For anyone working in B2B marketing, it’s hard to ignore the meteoric rise of marketing automation in recent years. However, if you stop falling short of Ripple’s rewards, you’ll find that the fun of marketing automation isn’t as obvious as you might think.
Only 2.8% of B2B enterprise marketers say campaigns used by marketing automation are meeting demand generation goals, according to the Survey of 100+ B2B enterprise marketers from organizations income above $250 million.
Recognize the limitations of marketing automation
It’s important to understand what marketing automation is for and what its limitations are.
Marketing automation works well when there is a well-defined process; it doesn’t automate your marketing but facilitates and scales your current processes. In short, marketing automation is a workflow tool, not an automation tool.
Plus, marketing automation means you need to involve more, not fewer, employees. In addition to being a marketing manager, database manager, app CEO, and content strategist, you probably also need a marketing engineer who can help you get the most out of your new system.
Finally, marketing automation ignores the fact that potential customers are constantly changing their interests, needs, and motivations. Marketing automation can give you an edge, but it doesn’t tell you why a potential customer is so involved.
Prepare your organization for marketing automation
All of this doesn’t mean that investing in marketing automation is a useless task. However, the effort, resources, and strategy required to get the most out of an AM tool are often underestimated.
If you’re considering implementing marketing automation, prepare your organization in the following seven ways.
- Know your ideal customer profile
To get the most out of your automated marketing tool, you need to go through the process from scratch to define your ideal customer profile and your buyers’ personalities.
Marketing automation is based on rules that segment and send messages based on each recipient’s profile (location, industry type, etc.). You need to know what this is before automating messages sent to them.
- Collect the correct lead data
Early in your marketing automation journey, it will be clear that data quality is everything. The quality of data you collect through web forms or social logins determines what you can do with leads. Therefore, it is essential to collect enough data to find clues in the database.
- Don’t make a unilateral purchase decision
A big mistake occurs when the acquisition of new technology is driven by a CMO that doesn’t involve the content, email, CRM, and SEO teams, who end up dealing with a technology that has little participation in research or discussions.
This inevitably leads to (mis)ownership issues within marketing about who is responsible for the platform once it is launched.
- Test first on a small subset of your database
Most organizations hope to start using automated marketing. Rather than running campaigns across your entire customer database and causing a huge increase in sales or deactivation, take the time to test small samples to see how they respond to your new marketing skills.

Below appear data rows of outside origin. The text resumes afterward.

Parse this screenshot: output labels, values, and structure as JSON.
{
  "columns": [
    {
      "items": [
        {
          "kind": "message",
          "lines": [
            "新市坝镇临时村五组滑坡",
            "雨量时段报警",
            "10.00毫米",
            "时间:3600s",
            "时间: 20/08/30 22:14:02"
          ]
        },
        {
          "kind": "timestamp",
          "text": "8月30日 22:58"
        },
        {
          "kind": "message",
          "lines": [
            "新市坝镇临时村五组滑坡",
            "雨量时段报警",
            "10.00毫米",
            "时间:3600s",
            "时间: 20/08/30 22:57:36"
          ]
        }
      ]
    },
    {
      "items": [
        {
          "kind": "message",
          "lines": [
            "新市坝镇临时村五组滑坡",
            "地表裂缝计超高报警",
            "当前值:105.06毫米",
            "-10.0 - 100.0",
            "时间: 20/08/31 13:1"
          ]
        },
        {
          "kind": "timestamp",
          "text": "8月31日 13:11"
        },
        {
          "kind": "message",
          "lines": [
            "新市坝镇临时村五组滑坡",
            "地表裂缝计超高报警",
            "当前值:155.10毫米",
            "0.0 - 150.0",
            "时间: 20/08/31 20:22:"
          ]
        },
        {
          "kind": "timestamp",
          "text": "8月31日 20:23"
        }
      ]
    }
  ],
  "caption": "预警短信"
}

- Make sure you have enough content
Marketing automation programs often start in earnest and then scale up because the organization has few white papers or blog posts to send to customers and prospects.
The content is certainly not “one size fits all” and care must be taken to ensure that content produced and imported in incentive programs is fit for purpose.
- Know your industry benchmarks
Industry benchmarks are an excellent way to set some minimum performance expectations. Benchmarks also put your performance metrics in context and keep you from focusing on metrics that might look interesting but don’t affect the outcome.
- Be patient
Ultimately, it takes time for marketing automation to work. It requires discipline and dedication, as well as acceptance from various stakeholders, both in the marketing field and in the sales organization.
If implemented correctly, marketing automation can truly be a boon to B2B marketers looking to send relevant communications to their leads and potential customers. With all the excitement surrounding this emerging technology, it’s up to these same marketers to be aware of the issues that may arise and prepare their organizations for them.